| Exercise objective |
Where in the data below does the word "content" appear? Copy every line that has it.

^^^^^^^^^^^^^^^^

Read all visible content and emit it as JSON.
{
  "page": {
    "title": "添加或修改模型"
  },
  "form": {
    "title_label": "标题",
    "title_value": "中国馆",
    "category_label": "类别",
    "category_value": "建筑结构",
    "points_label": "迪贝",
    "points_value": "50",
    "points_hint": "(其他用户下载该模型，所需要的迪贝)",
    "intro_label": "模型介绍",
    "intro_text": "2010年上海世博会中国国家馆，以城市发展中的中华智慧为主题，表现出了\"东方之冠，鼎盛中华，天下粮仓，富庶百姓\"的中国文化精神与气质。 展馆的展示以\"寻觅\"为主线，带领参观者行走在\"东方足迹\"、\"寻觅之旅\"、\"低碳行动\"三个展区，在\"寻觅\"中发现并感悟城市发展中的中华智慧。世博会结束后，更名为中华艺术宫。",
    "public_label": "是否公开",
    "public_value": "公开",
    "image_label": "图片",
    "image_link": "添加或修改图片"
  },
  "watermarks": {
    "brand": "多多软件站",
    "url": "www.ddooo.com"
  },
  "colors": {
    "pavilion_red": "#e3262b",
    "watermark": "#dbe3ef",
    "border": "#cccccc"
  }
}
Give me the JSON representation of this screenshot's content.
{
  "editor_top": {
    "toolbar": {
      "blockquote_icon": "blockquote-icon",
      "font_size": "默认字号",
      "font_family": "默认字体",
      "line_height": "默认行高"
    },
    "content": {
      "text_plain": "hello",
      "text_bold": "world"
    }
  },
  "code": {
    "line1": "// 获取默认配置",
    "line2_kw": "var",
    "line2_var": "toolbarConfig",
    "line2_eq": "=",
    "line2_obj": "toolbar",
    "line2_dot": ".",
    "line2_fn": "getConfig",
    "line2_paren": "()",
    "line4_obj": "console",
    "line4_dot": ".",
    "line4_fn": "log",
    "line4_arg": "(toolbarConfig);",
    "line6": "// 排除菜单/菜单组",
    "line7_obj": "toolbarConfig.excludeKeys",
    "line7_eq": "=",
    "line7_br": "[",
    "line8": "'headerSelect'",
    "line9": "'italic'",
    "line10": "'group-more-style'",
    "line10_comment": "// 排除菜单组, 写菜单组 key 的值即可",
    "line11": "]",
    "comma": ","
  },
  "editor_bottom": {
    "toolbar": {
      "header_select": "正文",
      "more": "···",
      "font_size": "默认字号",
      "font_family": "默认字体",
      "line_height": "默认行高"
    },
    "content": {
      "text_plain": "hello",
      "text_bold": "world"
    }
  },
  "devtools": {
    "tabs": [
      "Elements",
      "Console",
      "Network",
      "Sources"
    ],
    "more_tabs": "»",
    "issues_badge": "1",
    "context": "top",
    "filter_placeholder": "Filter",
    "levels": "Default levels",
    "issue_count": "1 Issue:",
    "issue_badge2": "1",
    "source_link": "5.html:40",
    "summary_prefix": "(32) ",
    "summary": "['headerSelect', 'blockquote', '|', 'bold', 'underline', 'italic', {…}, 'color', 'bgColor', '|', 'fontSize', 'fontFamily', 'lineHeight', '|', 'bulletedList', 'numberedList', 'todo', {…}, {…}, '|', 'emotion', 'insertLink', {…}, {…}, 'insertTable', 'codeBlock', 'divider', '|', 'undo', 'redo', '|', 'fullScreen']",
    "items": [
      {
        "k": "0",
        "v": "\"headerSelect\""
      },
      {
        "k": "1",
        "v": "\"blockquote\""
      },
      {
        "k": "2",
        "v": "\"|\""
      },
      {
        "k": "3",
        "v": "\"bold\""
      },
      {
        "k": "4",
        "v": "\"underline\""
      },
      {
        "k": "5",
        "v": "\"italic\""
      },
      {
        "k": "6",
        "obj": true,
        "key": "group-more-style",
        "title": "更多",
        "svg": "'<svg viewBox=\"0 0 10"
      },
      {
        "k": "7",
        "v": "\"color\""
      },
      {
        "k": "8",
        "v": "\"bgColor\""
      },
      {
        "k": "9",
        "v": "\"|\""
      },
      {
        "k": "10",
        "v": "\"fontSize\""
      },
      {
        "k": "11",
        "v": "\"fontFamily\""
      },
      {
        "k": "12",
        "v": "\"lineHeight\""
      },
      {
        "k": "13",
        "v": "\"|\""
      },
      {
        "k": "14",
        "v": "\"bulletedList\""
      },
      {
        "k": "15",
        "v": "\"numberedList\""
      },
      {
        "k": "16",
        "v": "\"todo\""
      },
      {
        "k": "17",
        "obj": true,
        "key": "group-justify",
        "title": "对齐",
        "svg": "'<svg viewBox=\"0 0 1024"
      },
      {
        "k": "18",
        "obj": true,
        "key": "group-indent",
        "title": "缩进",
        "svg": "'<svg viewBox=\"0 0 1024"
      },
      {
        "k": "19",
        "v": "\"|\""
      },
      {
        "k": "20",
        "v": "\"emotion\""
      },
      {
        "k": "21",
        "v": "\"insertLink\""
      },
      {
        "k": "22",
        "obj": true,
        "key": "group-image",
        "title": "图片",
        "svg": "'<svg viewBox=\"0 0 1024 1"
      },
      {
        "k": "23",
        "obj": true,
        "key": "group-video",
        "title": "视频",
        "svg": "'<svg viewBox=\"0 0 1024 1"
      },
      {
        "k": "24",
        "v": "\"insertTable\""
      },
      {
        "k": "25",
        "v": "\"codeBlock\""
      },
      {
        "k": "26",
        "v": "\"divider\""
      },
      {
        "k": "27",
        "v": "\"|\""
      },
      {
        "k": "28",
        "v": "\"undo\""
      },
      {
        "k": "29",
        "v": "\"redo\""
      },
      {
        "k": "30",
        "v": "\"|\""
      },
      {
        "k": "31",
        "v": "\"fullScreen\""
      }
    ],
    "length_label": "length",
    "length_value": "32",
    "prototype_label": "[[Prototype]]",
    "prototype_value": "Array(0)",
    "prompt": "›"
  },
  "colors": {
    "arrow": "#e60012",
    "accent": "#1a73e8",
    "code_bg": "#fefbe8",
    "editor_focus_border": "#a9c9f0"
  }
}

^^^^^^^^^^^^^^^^

| Your solution |
Read all visible content and emit it as JSON.
Give me the JSON representation of this screenshot's content.
    "content": {
    "content": {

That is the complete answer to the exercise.